[App and web page records]
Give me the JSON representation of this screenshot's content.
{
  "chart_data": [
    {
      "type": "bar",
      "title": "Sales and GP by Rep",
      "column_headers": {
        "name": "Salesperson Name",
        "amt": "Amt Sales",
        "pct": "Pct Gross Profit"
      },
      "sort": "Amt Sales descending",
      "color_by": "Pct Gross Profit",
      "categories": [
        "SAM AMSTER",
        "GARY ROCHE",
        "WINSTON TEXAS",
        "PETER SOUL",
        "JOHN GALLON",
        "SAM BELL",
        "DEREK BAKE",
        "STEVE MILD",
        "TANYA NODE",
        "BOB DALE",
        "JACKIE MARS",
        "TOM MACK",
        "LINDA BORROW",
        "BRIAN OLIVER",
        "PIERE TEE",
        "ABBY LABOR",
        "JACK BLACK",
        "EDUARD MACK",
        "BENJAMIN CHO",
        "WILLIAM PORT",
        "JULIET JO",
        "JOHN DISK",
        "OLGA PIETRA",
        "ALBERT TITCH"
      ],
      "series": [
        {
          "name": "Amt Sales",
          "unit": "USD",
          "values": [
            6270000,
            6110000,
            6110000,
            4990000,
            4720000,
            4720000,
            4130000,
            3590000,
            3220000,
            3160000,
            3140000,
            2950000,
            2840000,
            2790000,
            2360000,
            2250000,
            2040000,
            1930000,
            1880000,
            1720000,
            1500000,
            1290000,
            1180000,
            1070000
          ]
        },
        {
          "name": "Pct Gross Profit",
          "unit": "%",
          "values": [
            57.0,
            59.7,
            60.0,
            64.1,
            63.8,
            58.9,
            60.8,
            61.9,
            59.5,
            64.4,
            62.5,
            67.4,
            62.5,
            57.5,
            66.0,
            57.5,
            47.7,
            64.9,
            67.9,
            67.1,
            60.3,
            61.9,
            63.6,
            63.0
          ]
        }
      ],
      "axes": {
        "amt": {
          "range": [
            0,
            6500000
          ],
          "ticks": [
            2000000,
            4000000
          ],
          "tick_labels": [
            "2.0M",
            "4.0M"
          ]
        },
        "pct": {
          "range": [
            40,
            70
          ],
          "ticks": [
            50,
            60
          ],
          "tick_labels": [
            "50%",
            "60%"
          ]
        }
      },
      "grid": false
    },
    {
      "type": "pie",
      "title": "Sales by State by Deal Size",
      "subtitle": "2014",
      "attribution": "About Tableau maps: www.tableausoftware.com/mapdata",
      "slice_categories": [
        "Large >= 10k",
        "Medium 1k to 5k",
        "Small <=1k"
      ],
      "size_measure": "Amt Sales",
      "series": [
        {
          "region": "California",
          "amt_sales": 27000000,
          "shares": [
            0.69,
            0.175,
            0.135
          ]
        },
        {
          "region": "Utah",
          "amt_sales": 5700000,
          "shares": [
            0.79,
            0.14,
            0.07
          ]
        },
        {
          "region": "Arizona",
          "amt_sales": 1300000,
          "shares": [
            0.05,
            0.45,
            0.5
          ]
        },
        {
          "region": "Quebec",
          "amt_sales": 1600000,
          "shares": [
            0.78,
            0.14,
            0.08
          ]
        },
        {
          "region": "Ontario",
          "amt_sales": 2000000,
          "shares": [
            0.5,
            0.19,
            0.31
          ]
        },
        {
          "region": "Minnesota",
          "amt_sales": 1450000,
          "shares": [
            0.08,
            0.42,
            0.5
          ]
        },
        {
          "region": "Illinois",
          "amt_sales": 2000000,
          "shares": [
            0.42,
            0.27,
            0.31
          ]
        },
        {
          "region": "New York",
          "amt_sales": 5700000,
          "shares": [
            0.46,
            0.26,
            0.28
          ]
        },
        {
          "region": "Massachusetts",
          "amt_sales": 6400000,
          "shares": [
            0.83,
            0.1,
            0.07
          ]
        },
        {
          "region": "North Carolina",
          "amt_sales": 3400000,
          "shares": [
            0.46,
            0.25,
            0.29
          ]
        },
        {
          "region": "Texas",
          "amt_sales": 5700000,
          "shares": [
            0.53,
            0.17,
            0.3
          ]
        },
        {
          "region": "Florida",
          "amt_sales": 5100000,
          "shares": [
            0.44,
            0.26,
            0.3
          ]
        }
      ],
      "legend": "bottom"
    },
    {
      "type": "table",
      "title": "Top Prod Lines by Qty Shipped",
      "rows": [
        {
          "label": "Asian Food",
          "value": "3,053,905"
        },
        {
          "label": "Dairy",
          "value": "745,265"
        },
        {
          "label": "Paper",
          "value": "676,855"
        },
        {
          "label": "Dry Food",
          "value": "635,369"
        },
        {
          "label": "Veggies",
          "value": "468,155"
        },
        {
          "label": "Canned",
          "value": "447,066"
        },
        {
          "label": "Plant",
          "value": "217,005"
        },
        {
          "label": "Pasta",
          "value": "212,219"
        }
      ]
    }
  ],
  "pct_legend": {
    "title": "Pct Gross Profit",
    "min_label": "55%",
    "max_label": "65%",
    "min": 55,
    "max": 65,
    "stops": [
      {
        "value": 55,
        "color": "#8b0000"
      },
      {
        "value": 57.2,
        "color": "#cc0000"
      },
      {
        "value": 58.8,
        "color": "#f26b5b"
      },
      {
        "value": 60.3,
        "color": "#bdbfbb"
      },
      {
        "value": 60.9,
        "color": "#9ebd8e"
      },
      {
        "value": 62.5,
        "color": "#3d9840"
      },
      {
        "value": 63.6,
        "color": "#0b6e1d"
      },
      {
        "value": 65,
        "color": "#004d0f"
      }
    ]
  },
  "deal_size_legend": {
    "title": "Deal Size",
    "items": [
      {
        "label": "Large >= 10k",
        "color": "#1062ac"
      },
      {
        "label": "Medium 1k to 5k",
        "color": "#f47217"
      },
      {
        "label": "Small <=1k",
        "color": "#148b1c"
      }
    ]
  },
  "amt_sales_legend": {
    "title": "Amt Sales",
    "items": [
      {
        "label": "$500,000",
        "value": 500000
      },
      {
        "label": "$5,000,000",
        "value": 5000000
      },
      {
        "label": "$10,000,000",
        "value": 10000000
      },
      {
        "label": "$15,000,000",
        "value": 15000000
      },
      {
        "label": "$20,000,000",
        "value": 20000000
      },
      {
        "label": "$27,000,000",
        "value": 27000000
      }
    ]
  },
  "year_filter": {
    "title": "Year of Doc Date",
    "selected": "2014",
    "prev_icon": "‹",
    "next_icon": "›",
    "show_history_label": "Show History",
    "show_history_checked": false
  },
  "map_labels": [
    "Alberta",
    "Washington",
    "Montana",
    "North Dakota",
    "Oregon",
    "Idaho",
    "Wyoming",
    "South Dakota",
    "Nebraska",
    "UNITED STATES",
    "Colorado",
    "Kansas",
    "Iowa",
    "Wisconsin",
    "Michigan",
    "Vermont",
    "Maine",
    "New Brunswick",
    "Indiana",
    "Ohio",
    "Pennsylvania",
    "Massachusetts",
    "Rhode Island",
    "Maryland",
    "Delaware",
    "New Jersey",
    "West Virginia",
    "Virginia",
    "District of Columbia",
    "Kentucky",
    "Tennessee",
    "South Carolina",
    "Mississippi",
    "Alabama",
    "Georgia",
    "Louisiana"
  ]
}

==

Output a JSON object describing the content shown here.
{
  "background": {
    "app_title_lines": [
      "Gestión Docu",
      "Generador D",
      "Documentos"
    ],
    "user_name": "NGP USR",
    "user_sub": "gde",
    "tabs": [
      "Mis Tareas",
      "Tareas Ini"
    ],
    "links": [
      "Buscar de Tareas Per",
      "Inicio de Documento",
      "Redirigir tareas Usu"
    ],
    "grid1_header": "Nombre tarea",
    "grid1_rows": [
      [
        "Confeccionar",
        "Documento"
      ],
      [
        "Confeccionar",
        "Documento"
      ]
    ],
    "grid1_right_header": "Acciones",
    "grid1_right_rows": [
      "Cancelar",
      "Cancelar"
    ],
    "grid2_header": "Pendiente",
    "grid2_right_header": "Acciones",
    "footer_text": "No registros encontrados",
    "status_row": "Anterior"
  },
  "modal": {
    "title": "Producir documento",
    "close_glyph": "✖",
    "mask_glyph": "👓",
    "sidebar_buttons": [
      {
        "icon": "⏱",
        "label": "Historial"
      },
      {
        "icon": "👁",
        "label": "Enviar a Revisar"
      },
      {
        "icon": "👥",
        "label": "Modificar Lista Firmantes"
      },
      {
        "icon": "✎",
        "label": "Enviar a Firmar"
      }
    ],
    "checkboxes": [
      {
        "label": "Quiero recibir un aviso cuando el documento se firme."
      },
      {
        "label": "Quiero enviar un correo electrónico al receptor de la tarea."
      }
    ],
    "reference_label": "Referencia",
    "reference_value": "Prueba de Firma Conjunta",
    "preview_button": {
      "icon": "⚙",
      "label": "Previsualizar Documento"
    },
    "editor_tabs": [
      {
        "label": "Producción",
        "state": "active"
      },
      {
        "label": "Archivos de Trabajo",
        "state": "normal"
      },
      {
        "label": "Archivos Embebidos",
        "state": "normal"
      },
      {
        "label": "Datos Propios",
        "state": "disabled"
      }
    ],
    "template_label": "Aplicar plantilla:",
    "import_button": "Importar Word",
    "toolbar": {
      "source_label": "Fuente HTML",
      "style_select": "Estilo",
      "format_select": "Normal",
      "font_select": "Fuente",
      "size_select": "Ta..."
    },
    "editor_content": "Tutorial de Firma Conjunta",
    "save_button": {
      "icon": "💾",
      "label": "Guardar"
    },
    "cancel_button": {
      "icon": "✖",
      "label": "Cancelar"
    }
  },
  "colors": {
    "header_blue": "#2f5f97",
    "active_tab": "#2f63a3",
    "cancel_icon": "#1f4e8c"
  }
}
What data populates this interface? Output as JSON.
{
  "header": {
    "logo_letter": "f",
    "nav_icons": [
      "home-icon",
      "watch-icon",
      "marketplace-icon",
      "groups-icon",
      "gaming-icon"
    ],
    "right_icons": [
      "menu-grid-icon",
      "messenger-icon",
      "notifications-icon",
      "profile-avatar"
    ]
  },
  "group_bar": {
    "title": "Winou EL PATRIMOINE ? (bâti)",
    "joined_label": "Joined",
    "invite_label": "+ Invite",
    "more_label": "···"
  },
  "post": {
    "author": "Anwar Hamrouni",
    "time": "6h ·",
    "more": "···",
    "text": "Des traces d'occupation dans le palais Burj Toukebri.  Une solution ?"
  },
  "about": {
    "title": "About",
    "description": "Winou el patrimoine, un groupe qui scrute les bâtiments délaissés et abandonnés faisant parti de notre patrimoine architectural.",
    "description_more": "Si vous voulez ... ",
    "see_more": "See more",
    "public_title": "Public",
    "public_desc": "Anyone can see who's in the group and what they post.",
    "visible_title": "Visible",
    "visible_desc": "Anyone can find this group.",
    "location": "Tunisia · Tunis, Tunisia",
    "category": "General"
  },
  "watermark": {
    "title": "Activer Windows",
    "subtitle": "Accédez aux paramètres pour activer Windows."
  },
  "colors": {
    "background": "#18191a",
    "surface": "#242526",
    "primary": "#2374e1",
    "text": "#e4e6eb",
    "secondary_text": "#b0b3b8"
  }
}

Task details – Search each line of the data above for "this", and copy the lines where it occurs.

Response below –
Give me the JSON representation of this screenshot's content.
What data populates this interface? Output as JSON.
    "visible_desc": "Anyone can find this group.",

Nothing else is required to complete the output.